TASK OBJECTIVE:
Going through the entries below, work out how many lines have the string "face" in them. Give the number and nothing more.

DATASET:
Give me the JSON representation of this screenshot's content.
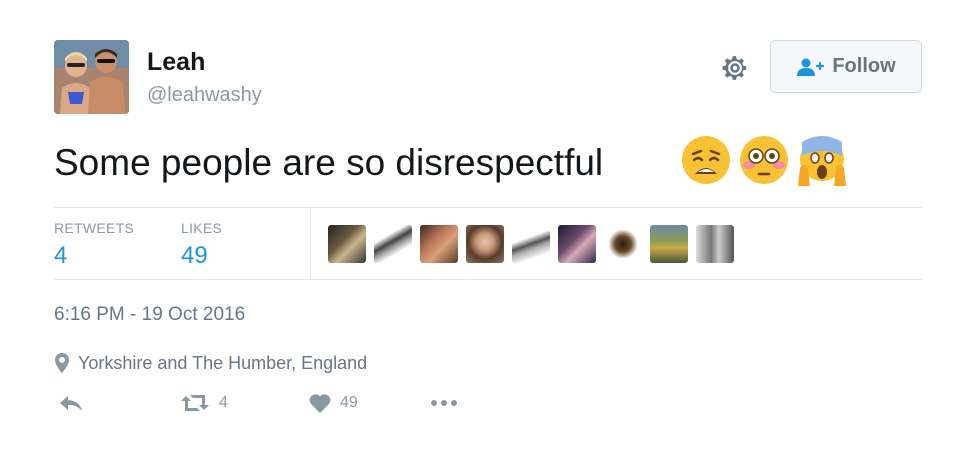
{
  "user": {
    "name": "Leah",
    "handle": "@leahwashy",
    "avatar_icon": "profile-photo"
  },
  "header": {
    "settings_icon": "gear-icon",
    "follow_label": "Follow"
  },
  "tweet": {
    "text": "Some people are so disrespectful",
    "emojis": [
      "weary-face",
      "flushed-face",
      "face-screaming-in-fear"
    ]
  },
  "stats": {
    "retweets_label": "RETWEETS",
    "retweets_count": "4",
    "likes_label": "LIKES",
    "likes_count": "49",
    "liker_avatars": 9
  },
  "meta": {
    "timestamp": "6:16 PM - 19 Oct 2016",
    "location": "Yorkshire and The Humber, England"
  },
  "actions": {
    "retweet_count": "4",
    "like_count": "49"
  },
  "colors": {
    "link_blue": "#1b95e0",
    "muted": "#8899a6",
    "border": "#e1e8ed"
  }
}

EXERCISE SOLUTION:
3